How to Improve Your Poker Hands

How to Improve Your Poker Hands

Poker is a card game in which players place bets using chips that they have in front of them. Each player is dealt two cards and the goal is to make the best five card hand using your own cards and the community cards. There are many different ways to win a pot, including calling, raising, or folding. A good poker player is able to assess the chances of winning and make calculated risks. This is a skill that will help you in life, both professionally and personally.

Learning to read other players is one of the most valuable skills in poker. The ability to pick up on tells such as idiosyncrasies, eye movements and betting habits can give you an advantage over your opponents. This is especially true if you are playing at the same table regularly and have learned their tendencies.

Another important skill in poker is patience. Learning to stay calm and focused while your opponents play aggressively can be difficult, but it will pay off in the long run. This is a useful skill in other areas of life, as it will teach you to control your emotions and not get discouraged by bad sessions or results.

Being able to read other players is also a great way to gain information about the strength of their hands. Knowing when your opponents are bluffing or have a strong hand can help you decide what to do with your own. If you notice that a player is raising and making big bets often, this can be a sign that they are holding a very strong hand.

A good poker player will be able to determine their opponents’ strengths from the information they can gather from reading them. This information will help them to make decisions about where they should place their bets and whether they should call, raise or fold. In addition, a good poker player will know when to bluff in order to increase their odds of winning.

It is important for a good poker player to remain aware of the state of the pot, which includes how much money has been bet and how many players are left in the hand. The last player to act can inflate the pot size if they have a good value hand, or keep the pot small by calling.
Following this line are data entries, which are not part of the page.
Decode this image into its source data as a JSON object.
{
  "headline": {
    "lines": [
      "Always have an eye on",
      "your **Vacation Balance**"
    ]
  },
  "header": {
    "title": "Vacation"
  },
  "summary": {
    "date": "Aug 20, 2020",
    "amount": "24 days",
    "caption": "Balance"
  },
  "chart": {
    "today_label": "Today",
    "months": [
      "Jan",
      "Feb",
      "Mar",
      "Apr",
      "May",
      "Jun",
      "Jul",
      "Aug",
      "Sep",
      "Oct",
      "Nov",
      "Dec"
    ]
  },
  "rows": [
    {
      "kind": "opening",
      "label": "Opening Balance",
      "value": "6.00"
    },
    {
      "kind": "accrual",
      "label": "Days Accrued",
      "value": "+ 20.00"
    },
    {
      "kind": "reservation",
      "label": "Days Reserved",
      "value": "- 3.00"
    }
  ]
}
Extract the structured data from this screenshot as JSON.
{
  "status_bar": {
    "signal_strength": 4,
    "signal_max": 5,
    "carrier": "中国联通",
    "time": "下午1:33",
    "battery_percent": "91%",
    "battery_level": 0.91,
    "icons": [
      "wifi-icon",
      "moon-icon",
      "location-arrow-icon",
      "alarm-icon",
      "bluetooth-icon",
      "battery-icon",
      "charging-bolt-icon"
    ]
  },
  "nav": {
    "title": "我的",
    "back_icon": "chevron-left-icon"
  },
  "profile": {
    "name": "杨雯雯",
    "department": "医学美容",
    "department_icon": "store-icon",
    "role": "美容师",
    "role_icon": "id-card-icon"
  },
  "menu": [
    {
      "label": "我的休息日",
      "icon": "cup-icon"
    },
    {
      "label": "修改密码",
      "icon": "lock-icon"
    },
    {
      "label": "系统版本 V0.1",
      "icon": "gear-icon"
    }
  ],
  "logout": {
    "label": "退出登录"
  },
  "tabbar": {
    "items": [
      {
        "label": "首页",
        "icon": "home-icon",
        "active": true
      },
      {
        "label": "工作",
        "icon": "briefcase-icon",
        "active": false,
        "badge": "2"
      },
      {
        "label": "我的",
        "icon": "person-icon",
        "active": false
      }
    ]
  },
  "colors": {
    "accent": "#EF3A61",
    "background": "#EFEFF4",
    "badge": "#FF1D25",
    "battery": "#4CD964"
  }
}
It is easy to learn the basic winning strategy for poker, and there are plenty of resources available for anyone interested in improving their game. However, staying the course when your luck runs bad is a much tougher challenge. Learning how to manage your emotions and focus on the things that are within your control will help you to be a more successful poker player, as well as a better person in life. This is a valuable skill that can be applied in any situation.